Today was hard. We got up this morning to go to the Mayan Ruins, which I’m sure are very impressive to architects everywhere, but not to me. These are in La Entrada and they’re not very popular, not very big, and really hot. But I had fun hanging out.
On the way back to the city we went to the Laurels. I hate the Laurels. I love the people of the Laurels and I love serving them, but I hate the Laurels. The Laurels are the worst area we visit on our trip. Approximately 12 “houses” are constructed along the side of highway with scrap metal and anything else the families can find. They have nothing. Living conditions are dangerous, unsanitary, and the image of an endless cycle. It was all I could do not to have a break down when we handed out supplies and even harder to maintain composure when I climbed back in the truck. I left them. But like I said earlier and Paul said it to me again today, poverty is relative. This life is all they know. I cannot decide whether or not they are happy. They have what they need, but my concept of need is different. God has promised to give his people what they need, and he provides here. He has provided me with material blessings, and he has moreover provided them with spiritual blessings.
My visit to La Entrada was a little better than last year. I just don’t find a lot there that isn’t for a typical Honduran. It’s like a massive street-Walmart, and equally deserving an internet montage to unfortunately dressed people. Like the rest of my American comrades, I spent quite a bit of time in the air-conditioned bakery, but we started to attract every beggar in the area. We gave them what we had, then went on.

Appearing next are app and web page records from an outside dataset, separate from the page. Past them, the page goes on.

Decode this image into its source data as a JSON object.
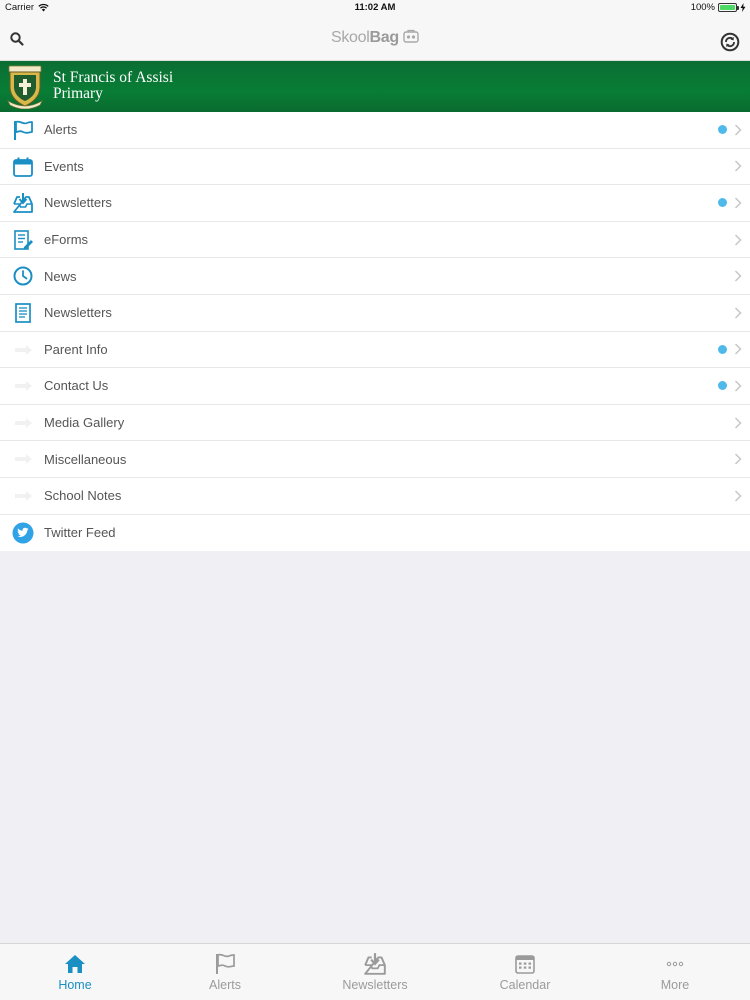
{
  "status_bar": {
    "carrier": "Carrier",
    "time": "11:02 AM",
    "battery": "100%",
    "battery_color": "#4cd964"
  },
  "nav_bar": {
    "brand_light": "Skool",
    "brand_bold": "Bag",
    "search_icon": "search-icon",
    "sync_icon": "sync-icon"
  },
  "school": {
    "name_line1": "St Francis of Assisi",
    "name_line2": "Primary",
    "banner_color": "#087d35"
  },
  "accent_color": "#1a8fc4",
  "unread_dot_color": "#4fb9ea",
  "menu": {
    "items": [
      {
        "label": "Alerts",
        "icon": "flag-icon",
        "has_dot": true
      },
      {
        "label": "Events",
        "icon": "calendar-icon",
        "has_dot": false
      },
      {
        "label": "Newsletters",
        "icon": "inbox-download-icon",
        "has_dot": true
      },
      {
        "label": "eForms",
        "icon": "form-edit-icon",
        "has_dot": false
      },
      {
        "label": "News",
        "icon": "clock-icon",
        "has_dot": false
      },
      {
        "label": "Newsletters",
        "icon": "document-icon",
        "has_dot": false
      },
      {
        "label": "Parent Info",
        "icon": "arrow-placeholder-icon",
        "has_dot": true
      },
      {
        "label": "Contact Us",
        "icon": "arrow-placeholder-icon",
        "has_dot": true
      },
      {
        "label": "Media Gallery",
        "icon": "arrow-placeholder-icon",
        "has_dot": false
      },
      {
        "label": "Miscellaneous",
        "icon": "arrow-placeholder-icon",
        "has_dot": false
      },
      {
        "label": "School Notes",
        "icon": "arrow-placeholder-icon",
        "has_dot": false
      },
      {
        "label": "Twitter Feed",
        "icon": "twitter-bird-icon",
        "has_dot": false
      }
    ]
  },
  "tab_bar": {
    "active_color": "#1a8fc4",
    "inactive_color": "#9b9b9b",
    "tabs": [
      {
        "label": "Home",
        "icon": "home-icon",
        "active": true
      },
      {
        "label": "Alerts",
        "icon": "flag-icon",
        "active": false
      },
      {
        "label": "Newsletters",
        "icon": "inbox-download-icon",
        "active": false
      },
      {
        "label": "Calendar",
        "icon": "calendar-icon",
        "active": false
      },
      {
        "label": "More",
        "icon": "more-dots-icon",
        "active": false
      }
    ]
  }
}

We drove back to the farm and got ready for church, which was extraordinarily distracting. Distractions are endless in Honduran church services. Perhaps the ones in America just aren’t distracting enough. After church we went to get milkshakes and watch some shady dealings go down on the street corners.